It defends sustainable commercial harvesting and a responsible profession.
It wishes to ensure the representativeness of the pickers with other operators in the sectors and the public authorities.


Owners group their forest plots into ASLGF to manage their forest and produce essential forest oils

Pinus sylvestris, a major species in the forests of the Chabre massif

Private forest is often very fragmented: forestry operations  and forest products marketing  are difficult on small areas. Owners have organized themselves into a forest management association (ASLGF) to group their plots into a single management unit. Their objective is to jointly lead the development of their forests. In addition to harvesting wood, they also registered collective production of essential oils of Scots pine.

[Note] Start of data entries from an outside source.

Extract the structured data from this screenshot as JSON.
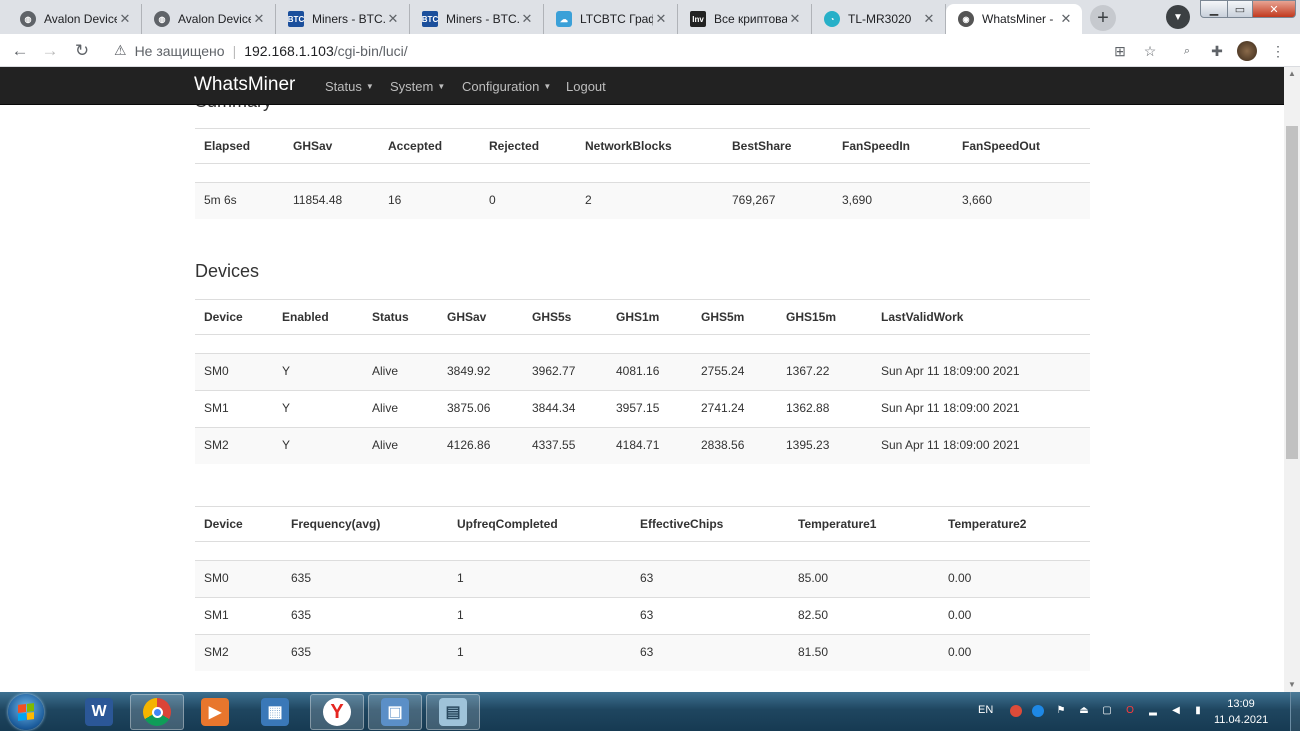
{
  "browser": {
    "tabs": [
      {
        "title": "Avalon Device",
        "icon": "globe-icon"
      },
      {
        "title": "Avalon Device",
        "icon": "globe-icon"
      },
      {
        "title": "Miners - BTC.c",
        "icon": "btc-icon"
      },
      {
        "title": "Miners - BTC.c",
        "icon": "btc-icon"
      },
      {
        "title": "LTCBTC Графи",
        "icon": "cloud-icon"
      },
      {
        "title": "Все криптова",
        "icon": "inv-icon"
      },
      {
        "title": "TL-MR3020",
        "icon": "tplink-icon"
      },
      {
        "title": "WhatsMiner -",
        "icon": "camera-icon"
      }
    ],
    "address": {
      "security_label": "Не защищено",
      "host": "192.168.1.103",
      "path": "/cgi-bin/luci/"
    }
  },
  "page": {
    "brand": "WhatsMiner",
    "menu": {
      "status": "Status",
      "system": "System",
      "configuration": "Configuration",
      "logout": "Logout"
    },
    "summary": {
      "title": "Summary",
      "headers": [
        "Elapsed",
        "GHSav",
        "Accepted",
        "Rejected",
        "NetworkBlocks",
        "BestShare",
        "FanSpeedIn",
        "FanSpeedOut"
      ],
      "rows": [
        [
          "5m 6s",
          "11854.48",
          "16",
          "0",
          "2",
          "769,267",
          "3,690",
          "3,660"
        ]
      ]
    },
    "devices": {
      "title": "Devices",
      "headers": [
        "Device",
        "Enabled",
        "Status",
        "GHSav",
        "GHS5s",
        "GHS1m",
        "GHS5m",
        "GHS15m",
        "LastValidWork"
      ],
      "rows": [
        [
          "SM0",
          "Y",
          "Alive",
          "3849.92",
          "3962.77",
          "4081.16",
          "2755.24",
          "1367.22",
          "Sun Apr 11 18:09:00 2021"
        ],
        [
          "SM1",
          "Y",
          "Alive",
          "3875.06",
          "3844.34",
          "3957.15",
          "2741.24",
          "1362.88",
          "Sun Apr 11 18:09:00 2021"
        ],
        [
          "SM2",
          "Y",
          "Alive",
          "4126.86",
          "4337.55",
          "4184.71",
          "2838.56",
          "1395.23",
          "Sun Apr 11 18:09:00 2021"
        ]
      ]
    },
    "device_stats": {
      "headers": [
        "Device",
        "Frequency(avg)",
        "UpfreqCompleted",
        "EffectiveChips",
        "Temperature1",
        "Temperature2"
      ],
      "rows": [
        [
          "SM0",
          "635",
          "1",
          "63",
          "85.00",
          "0.00"
        ],
        [
          "SM1",
          "635",
          "1",
          "63",
          "82.50",
          "0.00"
        ],
        [
          "SM2",
          "635",
          "1",
          "63",
          "81.50",
          "0.00"
        ]
      ]
    }
  },
  "taskbar": {
    "language": "EN",
    "time": "13:09",
    "date": "11.04.2021",
    "apps": [
      "word-icon",
      "chrome-icon",
      "media-player-icon",
      "network-app-icon",
      "yandex-browser-icon",
      "remote-desktop-icon",
      "notepad-icon"
    ]
  },
  "colors": {
    "navbar_bg": "#222222",
    "navbar_text": "#bdbdbd",
    "row_stripe": "#f9f9f9",
    "tabstrip_bg": "#dee1e6"
  }
}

They wish to label themselves as a Forest Economic and Ecological Interest Group (GIEEF).


Certifying plants’ wild collection: sustainability is more than conservation

Organic licorice roots (Glycyrrhiza glabra) harvested with sustainable harvest certification "FairWild".

Wild plant ingredients are in thousands of products we consume every day: pharmaceuticals, cosmetics, supplements and wellbeing products, food, spices, drinks and also homewares. Wild collection (WC) is an important economic activity for some of the most impoverished communities. In addition, it often takes place in important wildlife habitats and reservoirs of biodiversity. Then, WC activity is facing several environmental and social challenges. Different organisations are certifying this activity, but with different purposes.